If you grew up anywhere near Detroit in the seventies and you liked cheesy b-rated horror movies, then you probably remember the Ghoul. The Ghoul appeared on WKBD-TV Channel 50 in Detroit on Saturday nights starting at 11:30.
The Ghoul, Ron Sweed, smoking a cigarette, clad in a blue lab jacket, fright wig that he constantly adjusted, a pair of sunglasses with one lens missing, a big black mustache and goatee was part of my Saturday routine for years. I loved the Ghoul because he always seemed a little crazy and I never knew what he was going to do next and I couldn’t wait to see each week’s show.
The Ghoul played by his own rules and they changed constantly. Ron Sweek tells a story about early days in the show’s history. The Ghoul wasn’t getting the reactions that he had hoped for. So, in one show, he had a garbage can filled with 16 mm film scraps. He told the audience, “Remember last week’s movie? That was an A1 bomb. And here it is, in the Ghoul’s Golden Bowl of Garbage and I’m going to obliterate so we don’t have worry about it.”
The next thing we saw was the Ghoul tossing lit M-80s into the garbage can. The garbage can lid stuck to the ceiling but he got the reaction he had been looking for. From that point forward, firecrackers and M-80s would become a Ghoul mainstay. The Ghoul blew up Froggy, Cheez Whiz, rubber turkeys, pumpkins, apples and toys of all kinds.
He used sound effects like blood curdling screams from movies and, of course, the sound of a flushing toilet.
In his Halloween 1974 show, he used a toilet prop for an apple bobbing skit.
His sidekick, Froggy, was a frequent victim of the Ghoul’s explosive antics.
There was a bit where the Ghoul took a power drill and drilled Froggy through the head and spun Froggy around at 3000 RPMs. As we watched the spinning Froggy, you could hear the Ghoul laughing the whole time.
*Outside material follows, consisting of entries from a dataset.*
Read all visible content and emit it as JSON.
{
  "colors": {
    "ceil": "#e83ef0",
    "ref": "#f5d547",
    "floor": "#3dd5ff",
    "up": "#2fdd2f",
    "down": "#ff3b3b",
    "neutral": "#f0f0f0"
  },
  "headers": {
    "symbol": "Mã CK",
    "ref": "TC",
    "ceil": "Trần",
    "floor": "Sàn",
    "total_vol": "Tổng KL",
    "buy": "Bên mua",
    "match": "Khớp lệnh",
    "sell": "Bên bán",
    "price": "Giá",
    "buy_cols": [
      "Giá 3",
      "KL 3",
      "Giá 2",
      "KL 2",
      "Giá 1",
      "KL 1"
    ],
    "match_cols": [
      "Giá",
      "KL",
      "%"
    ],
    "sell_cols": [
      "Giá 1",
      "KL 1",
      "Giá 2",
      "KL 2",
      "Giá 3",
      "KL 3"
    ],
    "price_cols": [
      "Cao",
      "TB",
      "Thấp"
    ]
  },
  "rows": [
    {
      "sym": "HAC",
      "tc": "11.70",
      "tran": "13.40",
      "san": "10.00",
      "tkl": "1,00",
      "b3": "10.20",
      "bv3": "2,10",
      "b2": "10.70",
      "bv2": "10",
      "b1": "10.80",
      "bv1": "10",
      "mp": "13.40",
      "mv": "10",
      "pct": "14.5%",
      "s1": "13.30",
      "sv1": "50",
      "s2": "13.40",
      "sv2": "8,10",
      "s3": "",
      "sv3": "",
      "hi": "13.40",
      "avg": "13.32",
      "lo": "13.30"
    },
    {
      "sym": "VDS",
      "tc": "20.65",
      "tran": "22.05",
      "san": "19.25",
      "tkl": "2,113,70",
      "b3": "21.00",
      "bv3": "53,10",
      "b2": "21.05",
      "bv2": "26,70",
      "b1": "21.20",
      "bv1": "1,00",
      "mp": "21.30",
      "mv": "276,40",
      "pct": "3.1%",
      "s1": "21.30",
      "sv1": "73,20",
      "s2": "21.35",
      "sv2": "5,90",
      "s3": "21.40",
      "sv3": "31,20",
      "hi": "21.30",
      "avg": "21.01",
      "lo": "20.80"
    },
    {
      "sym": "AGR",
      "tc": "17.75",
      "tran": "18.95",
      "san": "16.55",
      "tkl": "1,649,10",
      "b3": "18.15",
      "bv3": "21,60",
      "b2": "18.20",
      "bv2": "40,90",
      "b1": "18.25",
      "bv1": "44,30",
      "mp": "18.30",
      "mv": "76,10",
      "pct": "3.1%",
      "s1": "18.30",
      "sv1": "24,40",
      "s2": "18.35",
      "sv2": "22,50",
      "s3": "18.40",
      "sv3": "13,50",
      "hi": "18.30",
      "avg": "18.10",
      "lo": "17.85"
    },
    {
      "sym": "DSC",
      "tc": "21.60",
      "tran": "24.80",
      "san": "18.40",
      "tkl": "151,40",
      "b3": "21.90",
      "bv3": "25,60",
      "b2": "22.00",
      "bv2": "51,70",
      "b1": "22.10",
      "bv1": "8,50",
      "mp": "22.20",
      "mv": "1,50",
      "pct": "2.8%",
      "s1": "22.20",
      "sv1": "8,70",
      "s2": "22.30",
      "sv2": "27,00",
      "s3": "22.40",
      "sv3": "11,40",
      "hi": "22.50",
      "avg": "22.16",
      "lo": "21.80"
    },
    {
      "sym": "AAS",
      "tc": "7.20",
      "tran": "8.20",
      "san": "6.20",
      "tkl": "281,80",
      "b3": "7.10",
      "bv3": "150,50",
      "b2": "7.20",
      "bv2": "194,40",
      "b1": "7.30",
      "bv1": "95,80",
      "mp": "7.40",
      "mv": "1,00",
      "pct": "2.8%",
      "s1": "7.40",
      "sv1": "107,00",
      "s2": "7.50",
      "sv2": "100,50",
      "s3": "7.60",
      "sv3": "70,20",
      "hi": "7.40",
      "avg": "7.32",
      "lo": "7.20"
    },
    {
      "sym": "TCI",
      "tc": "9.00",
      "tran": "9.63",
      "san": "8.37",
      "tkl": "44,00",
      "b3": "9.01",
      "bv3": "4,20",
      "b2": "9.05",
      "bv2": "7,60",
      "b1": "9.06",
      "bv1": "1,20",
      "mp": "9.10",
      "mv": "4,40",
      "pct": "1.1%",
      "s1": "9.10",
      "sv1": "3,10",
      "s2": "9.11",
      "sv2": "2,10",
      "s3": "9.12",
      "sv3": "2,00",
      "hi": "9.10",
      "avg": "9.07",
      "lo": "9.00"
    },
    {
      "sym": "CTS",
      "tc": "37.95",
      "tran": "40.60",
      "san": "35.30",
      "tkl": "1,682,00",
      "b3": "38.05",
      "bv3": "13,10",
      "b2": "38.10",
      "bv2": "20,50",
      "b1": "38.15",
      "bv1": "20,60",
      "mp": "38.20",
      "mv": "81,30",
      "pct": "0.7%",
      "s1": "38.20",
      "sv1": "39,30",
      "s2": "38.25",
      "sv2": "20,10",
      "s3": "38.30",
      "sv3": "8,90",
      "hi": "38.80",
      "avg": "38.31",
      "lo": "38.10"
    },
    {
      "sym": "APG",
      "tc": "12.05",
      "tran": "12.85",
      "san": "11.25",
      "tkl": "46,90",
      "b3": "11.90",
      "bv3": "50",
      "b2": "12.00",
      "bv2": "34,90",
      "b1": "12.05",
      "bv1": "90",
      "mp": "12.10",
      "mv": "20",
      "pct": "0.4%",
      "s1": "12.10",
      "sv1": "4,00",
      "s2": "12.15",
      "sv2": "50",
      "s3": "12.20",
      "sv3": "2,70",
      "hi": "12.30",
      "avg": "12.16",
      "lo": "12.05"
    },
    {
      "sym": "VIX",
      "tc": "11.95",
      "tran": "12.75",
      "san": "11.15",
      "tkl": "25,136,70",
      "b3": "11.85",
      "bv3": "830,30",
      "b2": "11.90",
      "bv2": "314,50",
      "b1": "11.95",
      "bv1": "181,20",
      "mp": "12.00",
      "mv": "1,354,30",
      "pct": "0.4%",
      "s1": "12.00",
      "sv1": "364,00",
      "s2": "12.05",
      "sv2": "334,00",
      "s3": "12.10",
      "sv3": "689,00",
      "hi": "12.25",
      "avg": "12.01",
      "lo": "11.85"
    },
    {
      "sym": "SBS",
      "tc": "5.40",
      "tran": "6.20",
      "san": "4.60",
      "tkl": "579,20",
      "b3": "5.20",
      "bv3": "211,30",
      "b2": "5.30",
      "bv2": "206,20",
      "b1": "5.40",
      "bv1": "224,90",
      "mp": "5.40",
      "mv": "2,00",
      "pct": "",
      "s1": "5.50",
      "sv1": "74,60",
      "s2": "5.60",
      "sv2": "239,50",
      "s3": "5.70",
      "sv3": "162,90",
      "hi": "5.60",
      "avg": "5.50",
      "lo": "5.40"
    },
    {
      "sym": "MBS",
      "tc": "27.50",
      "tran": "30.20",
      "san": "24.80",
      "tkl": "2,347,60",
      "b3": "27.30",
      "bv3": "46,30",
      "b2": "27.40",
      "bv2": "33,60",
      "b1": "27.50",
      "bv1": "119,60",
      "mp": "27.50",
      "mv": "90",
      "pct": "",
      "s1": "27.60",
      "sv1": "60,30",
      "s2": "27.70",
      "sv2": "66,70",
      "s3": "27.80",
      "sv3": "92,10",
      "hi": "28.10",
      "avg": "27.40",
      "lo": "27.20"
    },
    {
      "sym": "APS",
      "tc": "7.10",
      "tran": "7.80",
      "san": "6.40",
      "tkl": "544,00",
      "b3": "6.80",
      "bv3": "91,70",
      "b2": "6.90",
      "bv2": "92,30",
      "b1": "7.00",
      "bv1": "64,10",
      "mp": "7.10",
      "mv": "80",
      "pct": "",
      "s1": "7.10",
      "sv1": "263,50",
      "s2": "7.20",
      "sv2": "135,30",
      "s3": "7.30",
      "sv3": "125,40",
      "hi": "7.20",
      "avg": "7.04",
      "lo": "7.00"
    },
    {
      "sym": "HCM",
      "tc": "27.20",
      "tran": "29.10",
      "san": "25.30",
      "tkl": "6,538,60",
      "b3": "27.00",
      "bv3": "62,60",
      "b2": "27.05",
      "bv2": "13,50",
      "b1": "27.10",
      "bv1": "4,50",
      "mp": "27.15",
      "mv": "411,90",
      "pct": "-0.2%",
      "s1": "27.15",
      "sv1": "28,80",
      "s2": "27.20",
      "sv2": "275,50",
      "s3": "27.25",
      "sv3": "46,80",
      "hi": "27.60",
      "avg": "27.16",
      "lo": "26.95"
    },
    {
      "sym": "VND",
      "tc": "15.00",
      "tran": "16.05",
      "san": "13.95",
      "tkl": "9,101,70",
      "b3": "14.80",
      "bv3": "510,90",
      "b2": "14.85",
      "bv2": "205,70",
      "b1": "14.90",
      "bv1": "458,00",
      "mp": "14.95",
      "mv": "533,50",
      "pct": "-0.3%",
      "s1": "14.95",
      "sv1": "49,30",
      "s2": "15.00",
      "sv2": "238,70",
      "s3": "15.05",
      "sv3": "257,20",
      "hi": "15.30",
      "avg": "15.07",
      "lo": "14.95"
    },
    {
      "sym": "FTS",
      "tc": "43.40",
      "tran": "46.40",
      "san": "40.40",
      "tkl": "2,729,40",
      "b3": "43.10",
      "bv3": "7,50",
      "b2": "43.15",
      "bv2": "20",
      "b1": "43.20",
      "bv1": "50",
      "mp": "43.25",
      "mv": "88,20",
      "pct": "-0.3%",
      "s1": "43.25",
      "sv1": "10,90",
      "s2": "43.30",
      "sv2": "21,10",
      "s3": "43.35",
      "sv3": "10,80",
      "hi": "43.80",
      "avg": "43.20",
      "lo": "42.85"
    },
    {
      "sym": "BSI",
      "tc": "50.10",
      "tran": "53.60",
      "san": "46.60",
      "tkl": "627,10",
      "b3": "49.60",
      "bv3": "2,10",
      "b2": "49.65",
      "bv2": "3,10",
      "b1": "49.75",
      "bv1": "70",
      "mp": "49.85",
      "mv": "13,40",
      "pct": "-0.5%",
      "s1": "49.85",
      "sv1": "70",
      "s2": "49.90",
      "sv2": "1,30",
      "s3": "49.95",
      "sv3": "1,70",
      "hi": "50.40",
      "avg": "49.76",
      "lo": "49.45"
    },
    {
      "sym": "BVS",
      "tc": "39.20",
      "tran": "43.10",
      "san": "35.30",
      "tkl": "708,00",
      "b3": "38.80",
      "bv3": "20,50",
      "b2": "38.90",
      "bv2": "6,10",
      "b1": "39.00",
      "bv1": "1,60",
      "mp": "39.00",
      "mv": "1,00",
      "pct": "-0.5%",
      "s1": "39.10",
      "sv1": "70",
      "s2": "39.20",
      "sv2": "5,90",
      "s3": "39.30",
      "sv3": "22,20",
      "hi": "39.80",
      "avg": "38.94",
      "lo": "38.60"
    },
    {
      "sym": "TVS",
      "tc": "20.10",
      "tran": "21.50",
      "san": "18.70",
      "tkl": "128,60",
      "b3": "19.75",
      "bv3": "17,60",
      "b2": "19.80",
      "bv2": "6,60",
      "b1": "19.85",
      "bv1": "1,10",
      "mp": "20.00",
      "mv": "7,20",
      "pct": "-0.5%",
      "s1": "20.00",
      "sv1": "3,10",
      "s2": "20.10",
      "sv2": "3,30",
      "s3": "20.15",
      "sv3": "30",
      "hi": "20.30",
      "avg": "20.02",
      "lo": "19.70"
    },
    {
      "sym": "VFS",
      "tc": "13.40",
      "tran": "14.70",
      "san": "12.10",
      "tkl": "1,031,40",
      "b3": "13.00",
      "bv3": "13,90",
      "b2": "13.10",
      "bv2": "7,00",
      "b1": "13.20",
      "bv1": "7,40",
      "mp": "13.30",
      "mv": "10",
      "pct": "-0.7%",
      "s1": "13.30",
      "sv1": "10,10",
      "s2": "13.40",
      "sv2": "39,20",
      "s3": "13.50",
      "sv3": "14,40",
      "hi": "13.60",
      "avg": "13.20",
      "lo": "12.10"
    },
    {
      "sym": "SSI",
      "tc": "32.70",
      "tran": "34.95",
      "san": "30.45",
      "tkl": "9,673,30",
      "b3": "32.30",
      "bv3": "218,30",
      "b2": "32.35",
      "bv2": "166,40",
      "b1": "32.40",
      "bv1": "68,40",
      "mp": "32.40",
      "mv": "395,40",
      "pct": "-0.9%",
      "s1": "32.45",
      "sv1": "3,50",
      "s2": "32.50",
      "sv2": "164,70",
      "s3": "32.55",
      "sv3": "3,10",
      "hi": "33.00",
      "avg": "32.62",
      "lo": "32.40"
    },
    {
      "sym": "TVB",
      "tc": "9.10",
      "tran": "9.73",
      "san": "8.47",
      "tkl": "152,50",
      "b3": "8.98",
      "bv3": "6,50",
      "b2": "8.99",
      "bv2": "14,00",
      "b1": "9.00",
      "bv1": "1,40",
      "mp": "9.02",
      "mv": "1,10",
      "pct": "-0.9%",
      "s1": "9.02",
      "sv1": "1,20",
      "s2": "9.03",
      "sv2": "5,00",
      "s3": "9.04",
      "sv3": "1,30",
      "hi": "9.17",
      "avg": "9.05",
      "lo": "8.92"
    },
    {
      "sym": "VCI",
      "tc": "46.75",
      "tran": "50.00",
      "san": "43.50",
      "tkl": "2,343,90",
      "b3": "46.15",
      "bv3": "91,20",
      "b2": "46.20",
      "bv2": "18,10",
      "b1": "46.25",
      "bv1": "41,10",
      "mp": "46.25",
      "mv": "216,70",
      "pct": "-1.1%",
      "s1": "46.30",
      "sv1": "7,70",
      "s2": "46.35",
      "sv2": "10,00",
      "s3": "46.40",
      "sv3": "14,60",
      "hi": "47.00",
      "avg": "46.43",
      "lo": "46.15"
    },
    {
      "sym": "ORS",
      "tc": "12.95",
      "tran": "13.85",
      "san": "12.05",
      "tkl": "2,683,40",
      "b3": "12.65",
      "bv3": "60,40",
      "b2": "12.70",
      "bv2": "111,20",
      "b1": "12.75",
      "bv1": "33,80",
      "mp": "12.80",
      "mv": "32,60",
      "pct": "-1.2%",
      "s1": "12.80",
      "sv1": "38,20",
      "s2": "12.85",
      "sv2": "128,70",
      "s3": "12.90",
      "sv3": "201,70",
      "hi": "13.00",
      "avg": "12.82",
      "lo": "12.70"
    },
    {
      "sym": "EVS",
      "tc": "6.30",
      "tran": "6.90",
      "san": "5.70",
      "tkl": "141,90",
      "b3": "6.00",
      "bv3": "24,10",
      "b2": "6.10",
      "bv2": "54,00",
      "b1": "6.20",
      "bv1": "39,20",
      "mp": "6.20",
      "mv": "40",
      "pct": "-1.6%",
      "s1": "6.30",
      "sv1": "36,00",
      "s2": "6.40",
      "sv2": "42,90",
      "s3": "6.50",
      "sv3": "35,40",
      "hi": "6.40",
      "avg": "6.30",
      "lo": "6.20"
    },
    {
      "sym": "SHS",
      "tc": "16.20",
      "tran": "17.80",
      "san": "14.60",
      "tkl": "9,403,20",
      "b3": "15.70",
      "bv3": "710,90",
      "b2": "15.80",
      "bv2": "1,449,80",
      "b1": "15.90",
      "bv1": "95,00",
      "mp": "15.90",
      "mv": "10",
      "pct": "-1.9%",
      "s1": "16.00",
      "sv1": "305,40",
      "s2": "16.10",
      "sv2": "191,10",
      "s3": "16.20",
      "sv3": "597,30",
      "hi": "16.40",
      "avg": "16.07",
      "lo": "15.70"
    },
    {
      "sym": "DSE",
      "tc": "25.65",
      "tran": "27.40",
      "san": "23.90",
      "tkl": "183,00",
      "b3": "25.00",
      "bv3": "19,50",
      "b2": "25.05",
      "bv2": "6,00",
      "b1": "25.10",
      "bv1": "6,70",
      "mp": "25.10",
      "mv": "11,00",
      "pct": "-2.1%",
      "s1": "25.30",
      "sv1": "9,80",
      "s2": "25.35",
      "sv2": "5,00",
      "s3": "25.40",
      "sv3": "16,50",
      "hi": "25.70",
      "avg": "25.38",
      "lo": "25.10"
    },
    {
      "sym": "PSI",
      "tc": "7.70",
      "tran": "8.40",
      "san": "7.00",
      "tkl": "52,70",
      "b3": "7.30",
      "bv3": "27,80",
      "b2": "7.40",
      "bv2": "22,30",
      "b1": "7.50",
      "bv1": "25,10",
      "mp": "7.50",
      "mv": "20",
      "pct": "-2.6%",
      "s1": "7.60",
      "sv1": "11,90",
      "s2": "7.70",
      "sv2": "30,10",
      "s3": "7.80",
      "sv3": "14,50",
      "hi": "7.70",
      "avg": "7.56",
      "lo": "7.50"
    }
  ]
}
Don’t worry. Froggy wasn’t a real frog. The Ghoul must have grown up with Andy’s Gang form the fifties because that’s where Froggy made his debut. Froggy made his entrance from a cloud of smoke after the audience yelled, “Pluck your magic twanger, Froggy.” Froggy would appear and say, “Hiya, gang, hiya, hiya, hiya.” Of course, the Ghoul was the voice of Froggy.
Cheez Whiz was another regular Ghoul prop. One of my favorite skits featured the Ghoul, dressed in a turkey costume. He stuffed a rubber turkey with Cheez Whiz, a dirty sock, potato chips, kielbasa and pizza. Then, he lit an M-80 and stuffed it in the turkey and, kablooy. Rubber turkey, Cheez Whiz, potato chips, kielbasa and pizza flew everywhere.
The Ghoul had something about Parma which is a town or suburb of Cleveland, Ohio. Whenever the Ghoul mentioned Parma, the polka song “Who stole the kishka,” started playing. Every once in a while, the Ghoul would remind us that Parma spelled backwards is AMRAP—which he would say slowly with the voice echo sound effect so it sounded like AAAMMMMRAAAAPPP.
I loved the Ghoul’s catch phrases. He had so many of them. Another one of my favorites was “Scratch glass, turn blue.” A lot of his sentences would be laced with, “overdey.” Many of these found their way into my vocabulary when I was young.
I looked forward to every Saturday night when the Ghoul was on from 1971 to 1975. Every Saturday afternoon, I rode my bike down to a little take-out store near where I lived in Cadillac, Michigan where I would buy a bottle of red cream soda and cheese popcorn. That was my Ghoul show snack. My parents would go to bed and I hunkered down in my dad’s recliner, opened my cream soda and cheese popcorn and watch the Ghoul.